Dads are like trees.
With Father’s Day around the corner, I was thinking about my dad, and this simile popped into my head.
Dads are the runners-up in the honor department. Moms usually get the glory things like breakfast in bed, flowers, dinner at a nice restaurant, cards, candy, and grimy hugs and kisses. Yes, they deserve it.
What do fathers get? Maybe a card and a hideous tie.
When I think of life with my father, I realize he provided a solidness, a steadfastness that I usually took for granted. I didn’t worry about whether we would have a roof over our heads, food in our bellies, or clothes on our backs. My dad was out there killing himself, sometimes working three jobs, to make sure we were provided for.

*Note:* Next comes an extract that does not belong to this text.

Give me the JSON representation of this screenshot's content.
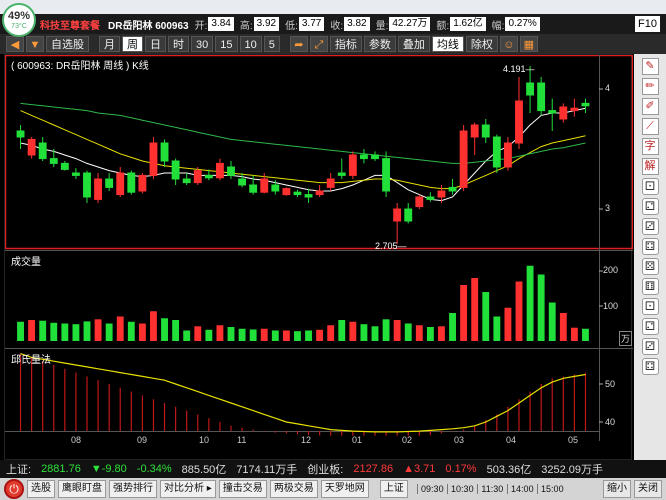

And what did he get for it? A lot of times, especially when I was a teenager, all he got was abuse. It is amazing how quickly my father became a genius when I started living on my own. All those things he taught me have paid off big time: you can’t get anywhere without persistence, you’ll always get caught lying, spend less than you make, always put your best effort into things, and think before you act.
My dad has had a huge effect on me and how I look at the world. His influence manifests itself every time I push through and finish something I’m working on, every time I take another torturous step forward when I want to run away.
He never complained about the sacrifices he made for his family. We forget sometimes that our parents are people, too. How much different life must have been for a twenty-something-year-old man before he had his first child! Not that fatherhood was a bad thing, but it probably terrified him.
No matter what life threw at him, Dad was always strong, at least in front of us. He has always been someone we could lean on.
The funny thing is that I look around at other fathers – my husband, my brother, my son-in-law – and I see the same qualities. Biology is not a requisite for fatherliness. The person who provides love, strength, protection, and guidance is a father in my book.
During a recent conversation, my dad said the one thing he regrets is that he didn’t spend enough time with us. He was always working.
“These days, fathers are much more involved in their children’s lives,” he said. “That’s a really good thing.”
So why are fathers like trees? They provide protection (leaves) and food (nuts or fruit). They are always there to lean on. They stay strong despite the storminess of life. They take a lot of abuse. They do it all without fanfare.
My advice? Go out and hug a tree — oops, I mean “father” — today!